#### What this task involves
Starting at the first line, copy the data below through to the end, exactly.

(Stored entries)

____

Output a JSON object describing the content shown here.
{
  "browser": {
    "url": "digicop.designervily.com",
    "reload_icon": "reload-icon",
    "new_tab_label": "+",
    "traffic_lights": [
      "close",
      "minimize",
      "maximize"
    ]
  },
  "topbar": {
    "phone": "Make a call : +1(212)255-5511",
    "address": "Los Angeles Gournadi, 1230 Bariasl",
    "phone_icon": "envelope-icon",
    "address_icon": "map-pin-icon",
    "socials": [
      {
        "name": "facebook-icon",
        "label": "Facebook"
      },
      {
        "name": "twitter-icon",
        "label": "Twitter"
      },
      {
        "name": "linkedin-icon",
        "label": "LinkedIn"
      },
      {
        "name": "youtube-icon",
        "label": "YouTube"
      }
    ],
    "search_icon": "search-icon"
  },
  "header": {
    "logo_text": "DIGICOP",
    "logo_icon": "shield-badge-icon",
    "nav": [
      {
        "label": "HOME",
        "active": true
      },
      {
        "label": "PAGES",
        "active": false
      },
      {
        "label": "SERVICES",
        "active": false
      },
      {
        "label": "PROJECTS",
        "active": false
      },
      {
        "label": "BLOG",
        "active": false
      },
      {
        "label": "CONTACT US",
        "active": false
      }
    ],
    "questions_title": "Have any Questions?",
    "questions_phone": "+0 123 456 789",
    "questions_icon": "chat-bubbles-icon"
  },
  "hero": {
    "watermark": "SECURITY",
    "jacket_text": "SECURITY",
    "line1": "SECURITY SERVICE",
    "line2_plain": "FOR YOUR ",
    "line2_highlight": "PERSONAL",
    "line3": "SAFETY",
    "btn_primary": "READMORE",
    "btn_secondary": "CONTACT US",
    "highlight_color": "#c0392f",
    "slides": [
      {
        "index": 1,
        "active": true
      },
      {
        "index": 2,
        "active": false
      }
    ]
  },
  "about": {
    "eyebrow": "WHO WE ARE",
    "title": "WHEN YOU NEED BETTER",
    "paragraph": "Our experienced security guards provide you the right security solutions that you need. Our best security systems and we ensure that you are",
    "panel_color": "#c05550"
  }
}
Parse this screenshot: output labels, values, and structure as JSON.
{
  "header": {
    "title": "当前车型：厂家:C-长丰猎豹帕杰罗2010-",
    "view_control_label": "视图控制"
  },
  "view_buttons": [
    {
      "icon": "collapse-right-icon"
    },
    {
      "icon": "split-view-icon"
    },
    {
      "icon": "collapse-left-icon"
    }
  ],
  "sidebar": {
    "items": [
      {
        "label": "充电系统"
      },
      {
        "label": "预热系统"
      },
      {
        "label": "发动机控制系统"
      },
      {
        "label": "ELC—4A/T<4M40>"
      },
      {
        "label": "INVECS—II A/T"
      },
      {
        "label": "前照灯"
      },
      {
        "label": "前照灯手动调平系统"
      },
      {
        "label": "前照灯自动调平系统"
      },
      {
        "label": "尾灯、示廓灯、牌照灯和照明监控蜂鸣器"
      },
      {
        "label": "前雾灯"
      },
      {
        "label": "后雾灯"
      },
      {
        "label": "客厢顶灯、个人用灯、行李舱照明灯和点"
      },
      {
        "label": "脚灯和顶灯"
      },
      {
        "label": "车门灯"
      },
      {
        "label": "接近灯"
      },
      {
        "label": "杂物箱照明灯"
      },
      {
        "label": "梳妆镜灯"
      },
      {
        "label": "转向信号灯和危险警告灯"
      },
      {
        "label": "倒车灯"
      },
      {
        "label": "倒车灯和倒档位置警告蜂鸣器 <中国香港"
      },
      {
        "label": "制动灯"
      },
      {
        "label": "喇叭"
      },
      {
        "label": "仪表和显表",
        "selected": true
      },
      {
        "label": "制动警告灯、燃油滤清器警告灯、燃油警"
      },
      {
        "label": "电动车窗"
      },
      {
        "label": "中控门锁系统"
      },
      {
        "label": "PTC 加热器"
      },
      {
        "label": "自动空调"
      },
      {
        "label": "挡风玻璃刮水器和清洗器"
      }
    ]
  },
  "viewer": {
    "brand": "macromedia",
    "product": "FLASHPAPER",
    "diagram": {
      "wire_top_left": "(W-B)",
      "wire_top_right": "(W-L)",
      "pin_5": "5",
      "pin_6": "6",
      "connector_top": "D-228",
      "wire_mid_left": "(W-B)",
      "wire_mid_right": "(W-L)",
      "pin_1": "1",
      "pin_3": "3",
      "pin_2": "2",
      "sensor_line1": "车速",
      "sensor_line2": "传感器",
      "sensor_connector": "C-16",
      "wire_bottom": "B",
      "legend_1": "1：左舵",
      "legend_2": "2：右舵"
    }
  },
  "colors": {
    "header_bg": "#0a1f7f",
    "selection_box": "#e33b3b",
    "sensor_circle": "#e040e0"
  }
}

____

#### Written solution
Output a JSON object describing the content shown here.
{
  "browser": {
    "url": "digicop.designervily.com",
    "reload_icon": "reload-icon",
    "new_tab_label": "+",
    "traffic_lights": [
      "close",
      "minimize",
      "maximize"
    ]
  },
  "topbar": {
    "phone": "Make a call : +1(212)255-5511",
    "address": "Los Angeles Gournadi, 1230 Bariasl",
    "phone_icon": "envelope-icon",
    "address_icon": "map-pin-icon",
    "socials": [
      {
        "name": "facebook-icon",
        "label": "Facebook"
      },
      {
        "name": "twitter-icon",
        "label": "Twitter"
      },
      {
        "name": "linkedin-icon",
        "label": "LinkedIn"
      },
      {
        "name": "youtube-icon",
        "label": "YouTube"
      }
    ],
    "search_icon": "search-icon"
  },
  "header": {
    "logo_text": "DIGICOP",
    "logo_icon": "shield-badge-icon",
    "nav": [
      {
        "label": "HOME",
        "active": true
      },
      {
        "label": "PAGES",
        "active": false
      },
      {
        "label": "SERVICES",
        "active": false
      },
      {
        "label": "PROJECTS",
        "active": false
      },
      {
        "label": "BLOG",
        "active": false
      },
      {
        "label": "CONTACT US",
        "active": false
      }
    ],
    "questions_title": "Have any Questions?",
    "questions_phone": "+0 123 456 789",
    "questions_icon": "chat-bubbles-icon"
  },
  "hero": {
    "watermark": "SECURITY",
    "jacket_text": "SECURITY",
    "line1": "SECURITY SERVICE",
    "line2_plain": "FOR YOUR ",
    "line2_highlight": "PERSONAL",
    "line3": "SAFETY",
    "btn_primary": "READMORE",
    "btn_secondary": "CONTACT US",
    "highlight_color": "#c0392f",
    "slides": [
      {
        "index": 1,
        "active": true
      },
      {
        "index": 2,
        "active": false
      }
    ]
  },
  "about": {
    "eyebrow": "WHO WE ARE",
    "title": "WHEN YOU NEED BETTER",
    "paragraph": "Our experienced security guards provide you the right security solutions that you need. Our best security systems and we ensure that you are",
    "panel_color": "#c05550"
  }
}
Parse this screenshot: output labels, values, and structure as JSON.
{
  "header": {
    "title": "当前车型：厂家:C-长丰猎豹帕杰罗2010-",
    "view_control_label": "视图控制"
  },
  "view_buttons": [
    {
      "icon": "collapse-right-icon"
    },
    {
      "icon": "split-view-icon"
    },
    {
      "icon": "collapse-left-icon"
    }
  ],
  "sidebar": {
    "items": [
      {
        "label": "充电系统"
      },
      {
        "label": "预热系统"
      },
      {
        "label": "发动机控制系统"
      },
      {
        "label": "ELC—4A/T<4M40>"
      },
      {
        "label": "INVECS—II A/T"
      },
      {
        "label": "前照灯"
      },
      {
        "label": "前照灯手动调平系统"
      },
      {
        "label": "前照灯自动调平系统"
      },
      {
        "label": "尾灯、示廓灯、牌照灯和照明监控蜂鸣器"
      },
      {
        "label": "前雾灯"
      },
      {
        "label": "后雾灯"
      },
      {
        "label": "客厢顶灯、个人用灯、行李舱照明灯和点"
      },
      {
        "label": "脚灯和顶灯"
      },
      {
        "label": "车门灯"
      },
      {
        "label": "接近灯"
      },
      {
        "label": "杂物箱照明灯"
      },
      {
        "label": "梳妆镜灯"
      },
      {
        "label": "转向信号灯和危险警告灯"
      },
      {
        "label": "倒车灯"
      },
      {
        "label": "倒车灯和倒档位置警告蜂鸣器 <中国香港"
      },
      {
        "label": "制动灯"
      },
      {
        "label": "喇叭"
      },
      {
        "label": "仪表和显表",
        "selected": true
      },
      {
        "label": "制动警告灯、燃油滤清器警告灯、燃油警"
      },
      {
        "label": "电动车窗"
      },
      {
        "label": "中控门锁系统"
      },
      {
        "label": "PTC 加热器"
      },
      {
        "label": "自动空调"
      },
      {
        "label": "挡风玻璃刮水器和清洗器"
      }
    ]
  },
  "viewer": {
    "brand": "macromedia",
    "product": "FLASHPAPER",
    "diagram": {
      "wire_top_left": "(W-B)",
      "wire_top_right": "(W-L)",
      "pin_5": "5",
      "pin_6": "6",
      "connector_top": "D-228",
      "wire_mid_left": "(W-B)",
      "wire_mid_right": "(W-L)",
      "pin_1": "1",
      "pin_3": "3",
      "pin_2": "2",
      "sensor_line1": "车速",
      "sensor_line2": "传感器",
      "sensor_connector": "C-16",
      "wire_bottom": "B",
      "legend_1": "1：左舵",
      "legend_2": "2：右舵"
    }
  },
  "colors": {
    "header_bg": "#0a1f7f",
    "selection_box": "#e33b3b",
    "sensor_circle": "#e040e0"
  }
}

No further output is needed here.